Congregate meal sites are closed until further notice, however "grab and go meals" are available at Bernardston Senior Center (M-F), Orange Senior Center (M-F), Phillipston COA (every Tuesday), Shelburne Senior Center (every Wednesday), and South County Senior Center (M-F).
Call the centers for more information.
Grocery Shopping and Delivery
LifePath is offering volunteer grocery shopping and delivery in Franklin County and the North Quabbin areas for people over age 60 or people with physical illnesses or disabilities or people who are immunocompromised. If this is you, and you are concerned about visiting the grocery store and don't have someone who can help, call 413-773-5555.
Coronavirus Food Assistance Program (CFAP)

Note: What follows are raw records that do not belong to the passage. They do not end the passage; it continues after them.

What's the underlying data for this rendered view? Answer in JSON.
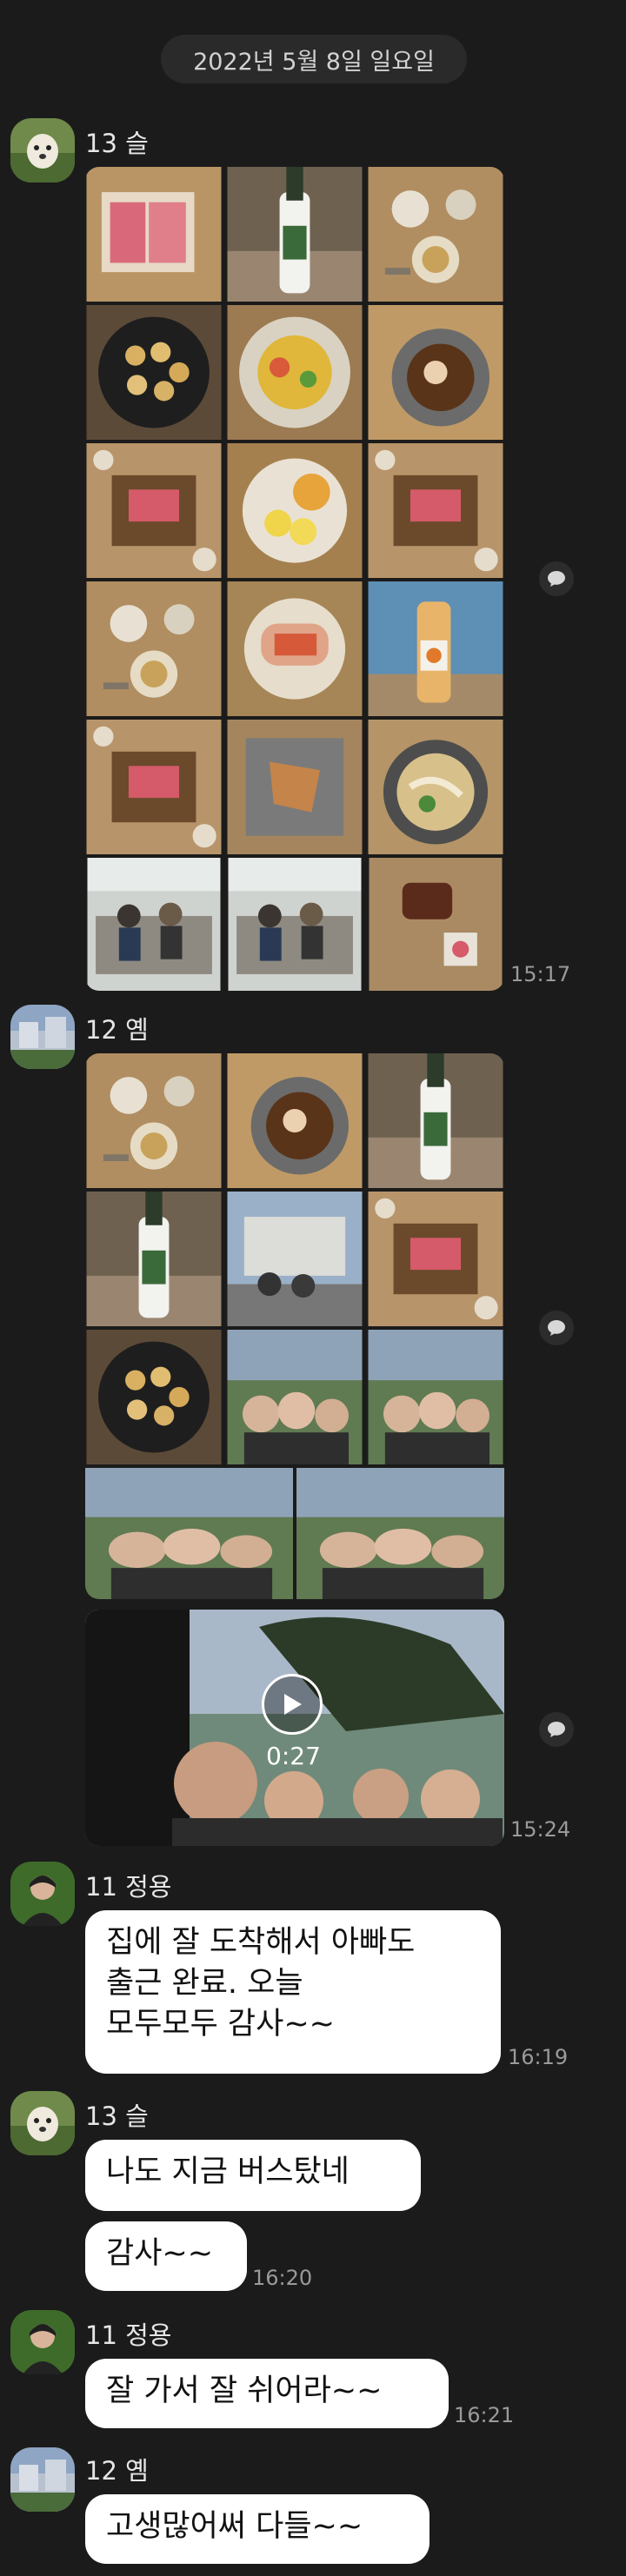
{
  "date_divider": "2022년 5월 8일 일요일",
  "messages": [
    {
      "sender": "13 슬",
      "avatar": "avatar-dog-icon",
      "time": "15:17",
      "photos": 18
    },
    {
      "sender": "12 옘",
      "avatar": "avatar-building-icon",
      "time": "15:24",
      "photos": 11,
      "video": {
        "duration": "0:27"
      }
    },
    {
      "sender": "11 정용",
      "avatar": "avatar-person-icon",
      "time": "16:19",
      "lines": [
        "집에 잘 도착해서 아빠도",
        "출근 완료. 오늘",
        "모두모두 감사~~"
      ]
    },
    {
      "sender": "13 슬",
      "avatar": "avatar-dog-icon",
      "time": "16:20",
      "lines": [
        "나도 지금 버스탔네"
      ],
      "followup": "감사~~"
    },
    {
      "sender": "11 정용",
      "avatar": "avatar-person-icon",
      "time": "16:21",
      "lines": [
        "잘 가서 잘 쉬어라~~"
      ]
    },
    {
      "sender": "12 옘",
      "avatar": "avatar-building-icon",
      "lines": [
        "고생많어써 다들~~"
      ]
    }
  ],
  "colors": {
    "background": "#1b1b1b",
    "bubble": "#ffffff",
    "time": "#9a9a9a",
    "chip": "#2a2a2a"
  }
}
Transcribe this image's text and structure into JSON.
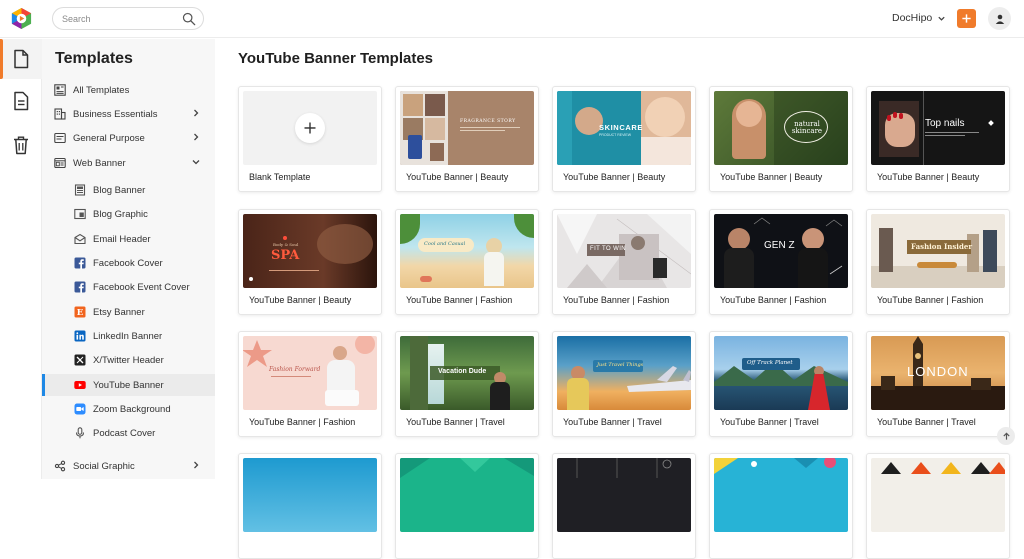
{
  "header": {
    "search_placeholder": "Search",
    "workspace": "DocHipo"
  },
  "sidebar": {
    "title": "Templates",
    "items": [
      {
        "label": "All Templates",
        "icon": "all-templates-icon"
      },
      {
        "label": "Business Essentials",
        "icon": "building-icon"
      },
      {
        "label": "General Purpose",
        "icon": "general-purpose-icon"
      },
      {
        "label": "Web Banner",
        "icon": "web-banner-icon"
      },
      {
        "label": "Social Graphic",
        "icon": "social-graphic-icon"
      }
    ],
    "subitems": [
      {
        "label": "Blog Banner",
        "icon": "blog-banner-icon"
      },
      {
        "label": "Blog Graphic",
        "icon": "blog-graphic-icon"
      },
      {
        "label": "Email Header",
        "icon": "email-icon"
      },
      {
        "label": "Facebook Cover",
        "icon": "facebook-icon"
      },
      {
        "label": "Facebook Event Cover",
        "icon": "facebook-icon"
      },
      {
        "label": "Etsy Banner",
        "icon": "etsy-icon"
      },
      {
        "label": "LinkedIn Banner",
        "icon": "linkedin-icon"
      },
      {
        "label": "X/Twitter Header",
        "icon": "x-icon"
      },
      {
        "label": "YouTube Banner",
        "icon": "youtube-icon"
      },
      {
        "label": "Zoom Background",
        "icon": "zoom-icon"
      },
      {
        "label": "Podcast Cover",
        "icon": "microphone-icon"
      }
    ]
  },
  "main": {
    "title": "YouTube Banner Templates",
    "cards": [
      {
        "label": "Blank Template"
      },
      {
        "label": "YouTube Banner | Beauty",
        "text": "FRAGRANCE STORY"
      },
      {
        "label": "YouTube Banner | Beauty",
        "text": "SKINCARE",
        "text2": "PRODUCT REVIEW"
      },
      {
        "label": "YouTube Banner | Beauty",
        "text": "natural skincare"
      },
      {
        "label": "YouTube Banner | Beauty",
        "text": "Top nails"
      },
      {
        "label": "YouTube Banner | Beauty",
        "text": "SPA",
        "text2": "Body & Soul"
      },
      {
        "label": "YouTube Banner | Fashion",
        "text": "Cool and Casual"
      },
      {
        "label": "YouTube Banner | Fashion",
        "text": "FIT TO WIN"
      },
      {
        "label": "YouTube Banner | Fashion",
        "text": "GEN Z"
      },
      {
        "label": "YouTube Banner | Fashion",
        "text": "Fashion Insider"
      },
      {
        "label": "YouTube Banner | Fashion",
        "text": "Fashion Forward"
      },
      {
        "label": "YouTube Banner | Travel",
        "text": "Vacation Dude"
      },
      {
        "label": "YouTube Banner | Travel",
        "text": "Just Travel Things"
      },
      {
        "label": "YouTube Banner | Travel",
        "text": "Off Track Planet"
      },
      {
        "label": "YouTube Banner | Travel",
        "text": "LONDON"
      }
    ]
  },
  "colors": {
    "accent": "#f07b2b",
    "active_indicator": "#1e88e5"
  }
}
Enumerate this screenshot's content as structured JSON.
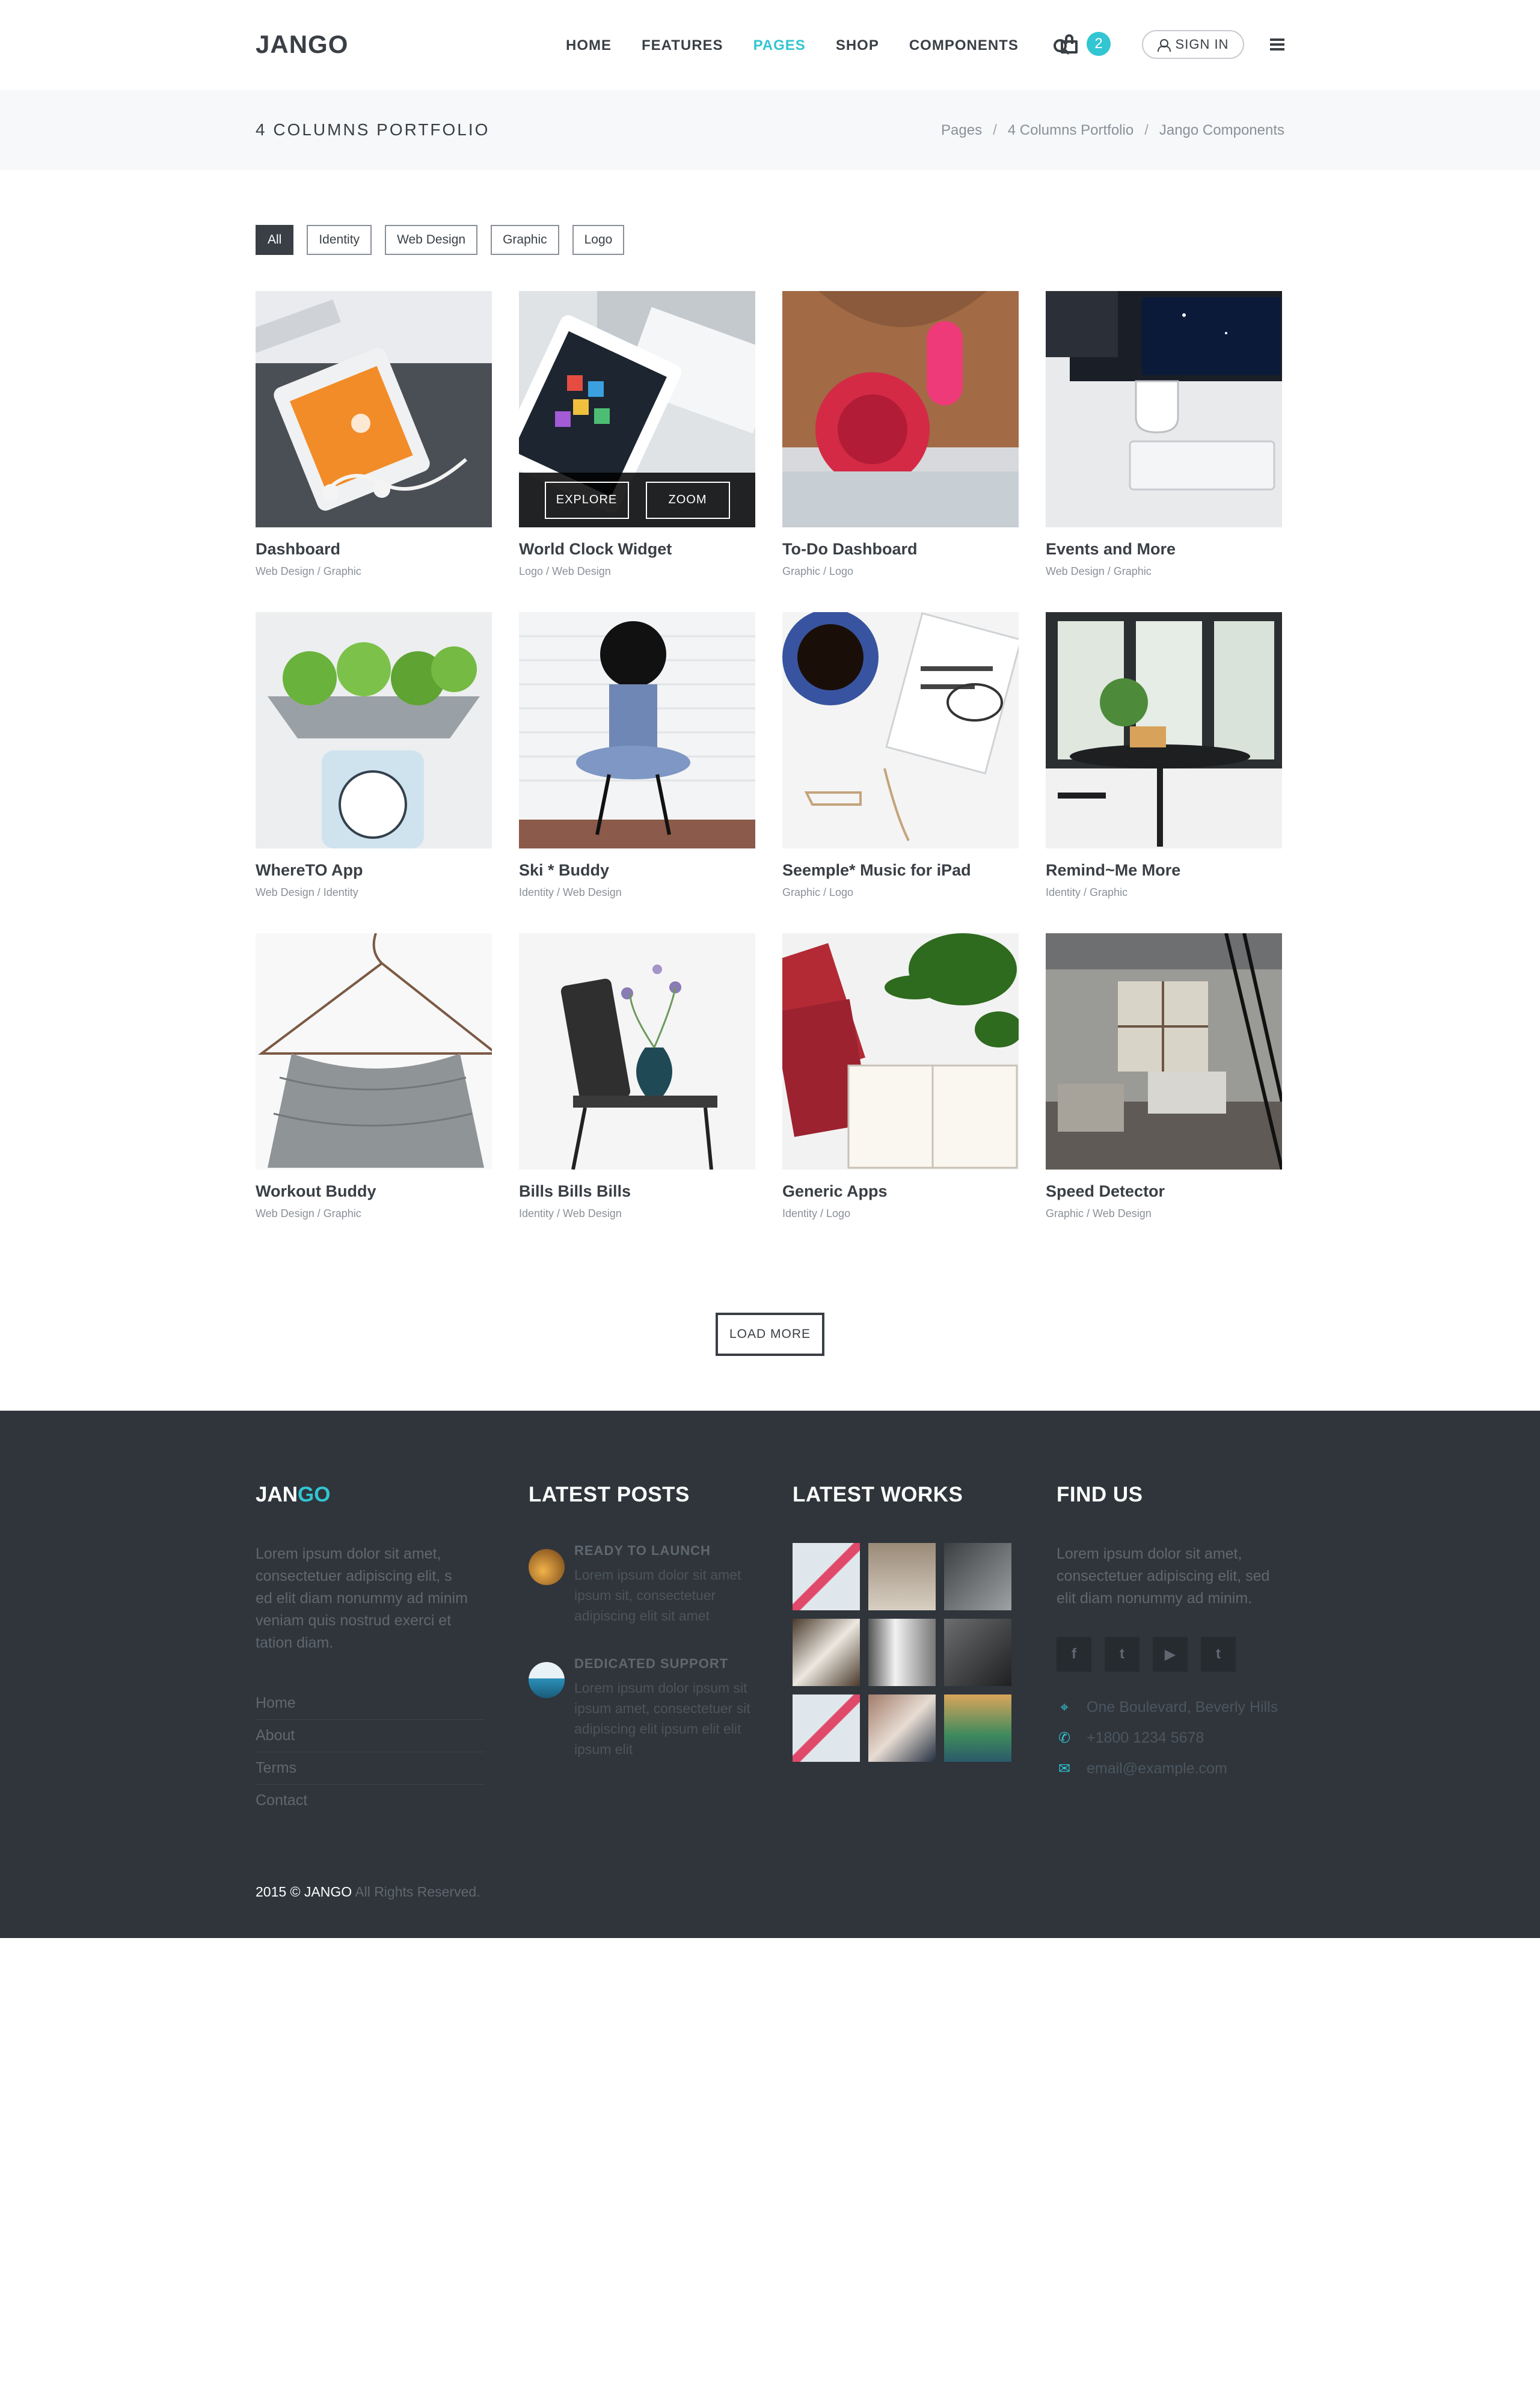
{
  "header": {
    "logo": "JANGO",
    "nav": [
      {
        "label": "HOME",
        "active": false
      },
      {
        "label": "FEATURES",
        "active": false
      },
      {
        "label": "PAGES",
        "active": true
      },
      {
        "label": "SHOP",
        "active": false
      },
      {
        "label": "COMPONENTS",
        "active": false
      }
    ],
    "cart_count": "2",
    "signin_label": "SIGN IN"
  },
  "titlebar": {
    "title": "4 COLUMNS PORTFOLIO",
    "breadcrumb": [
      "Pages",
      "4 Columns Portfolio",
      "Jango Components"
    ]
  },
  "filters": [
    {
      "label": "All",
      "active": true
    },
    {
      "label": "Identity",
      "active": false
    },
    {
      "label": "Web Design",
      "active": false
    },
    {
      "label": "Graphic",
      "active": false
    },
    {
      "label": "Logo",
      "active": false
    }
  ],
  "portfolio": [
    {
      "title": "Dashboard",
      "categories": "Web Design / Graphic"
    },
    {
      "title": "World Clock Widget",
      "categories": "Logo / Web Design",
      "overlay": {
        "explore": "EXPLORE",
        "zoom": "ZOOM"
      }
    },
    {
      "title": "To-Do Dashboard",
      "categories": "Graphic / Logo"
    },
    {
      "title": "Events and More",
      "categories": "Web Design / Graphic"
    },
    {
      "title": "WhereTO App",
      "categories": "Web Design / Identity"
    },
    {
      "title": "Ski * Buddy",
      "categories": "Identity / Web Design"
    },
    {
      "title": "Seemple* Music for iPad",
      "categories": "Graphic / Logo"
    },
    {
      "title": "Remind~Me More",
      "categories": "Identity / Graphic"
    },
    {
      "title": "Workout Buddy",
      "categories": "Web Design / Graphic"
    },
    {
      "title": "Bills Bills Bills",
      "categories": "Identity / Web Design"
    },
    {
      "title": "Generic Apps",
      "categories": "Identity / Logo"
    },
    {
      "title": "Speed Detector",
      "categories": "Graphic / Web Design"
    }
  ],
  "load_more": "LOAD MORE",
  "footer": {
    "logo_a": "JAN",
    "logo_b": "GO",
    "about": "Lorem ipsum dolor sit amet, consectetuer adipiscing elit, s ed elit diam nonummy ad minim veniam quis nostrud exerci et tation diam.",
    "links": [
      "Home",
      "About",
      "Terms",
      "Contact"
    ],
    "posts_heading": "LATEST POSTS",
    "posts": [
      {
        "title": "READY TO LAUNCH",
        "text": "Lorem ipsum dolor sit amet ipsum sit, consectetuer adipiscing elit sit amet"
      },
      {
        "title": "DEDICATED SUPPORT",
        "text": "Lorem ipsum dolor ipsum sit ipsum amet, consectetuer sit adipiscing elit ipsum elit elit ipsum elit"
      }
    ],
    "works_heading": "LATEST WORKS",
    "find_heading": "FIND US",
    "find_text": "Lorem ipsum dolor sit amet, consectetuer adipiscing elit, sed elit diam nonummy ad minim.",
    "social": [
      "f",
      "t",
      "▶",
      "t"
    ],
    "address": "One Boulevard, Beverly Hills",
    "phone": "+1800 1234 5678",
    "email": "email@example.com",
    "copyright_a": "2015 © JANGO",
    "copyright_b": "All Rights Reserved."
  },
  "colors": {
    "accent": "#32c5d2",
    "dark": "#3a3f45",
    "footer_bg": "#2f353b"
  }
}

Massachusetts Executive Office of Elder Affairs applied for and was accepted into the Coronavirus Food Assistance Program (CFAP). This new U.S. Department of Agriculture (USDA) program will take several actions to assist farmers, ranchers, and consumers in response to the COVID-19 national emergency. The Executive Office of Elder Affairs will coordinate the procurement, processing, and delivery of a food box designed to help elders access needed protein. LifePath has signed on to be a regional distributor for area elders, and will work with Councils on Aging to distribute the food. The program will bring about $93,800 in food to Franklin County and North Quabbin elders.
Participating elders will receive one 10-pound box of pre-cooked meats or cheeses (chicken sausage, pork sausage, chicken patties, and cheeses) per delivery, at a value of about $50 per box. LifePath has signed on to distribute 469 boxes four times a year (May/June; July/August; September/October; November/December). People 60 and over are eligible and there is no cost to our community. The program will bring about $93,800 in food to Franklin County and North Quabbin elders.
The delivery of the boxes will be "Truck to Trunk," with food available for pickup or delivery. Participating sites are the Northfield Senior Center, Bernardston Senior Center, Greenfield Senior Center at John Zon Community Center, Athol Senior Center, Montague & Gill Senior Center, Erving Senior Center, Orange Senior Center, Shelburne Senior Center, Petersham COA, and the Leyden COA.
Eligible people 60 and over interested in getting a CFAP food box should contact their local COA for more information.
Other LifePath Programs
Other programs, like SHINE counseling and home visiting programs, have moved to phone appointments, when possible, for the time being. All face-to-face workshops, groups, and meetings have moved to phone or online meeting spaces. In all programs, we are following the strict sanitation guidelines put forth by the CDC to minimize risk. If you are a current program participant and want more information, contact your care manager or contact person with questions.
How You Can Help
Sign Up to be a Backup Volunteer
We are actively recruiting backup volunteers should current volunteers or staff not be able to come to work. Register as a backup volunteer.
- Revenue streams are at risk of being disrupted and in order to keep our systems going, and provide for increased service needs, please support LifePath with a donation so that we may address existing as well as new and different requests from those we serve. Donate here.
Other Ways to Help
- Make sewn cloth face coverings to protect our front line workers. Call us at 413-773-5555 or 978-544-2259 to arrange delivery.
- Consider becoming a Personal Care Attendant. LifePath expects to see a decline in front-line in-home care providers resulting from the effects of the virus on our community.
- Take on the responsibility of checking on the wellbeing of an older adult in your neighborhood, especially if you believe they receive support in their homes.
- Get involved with your local Village program to provide assistance to a neighbor who has a specific household need.
- Step up to create and activate community-based systems, made of informal efforts meant to sustain local communities through this difficult time.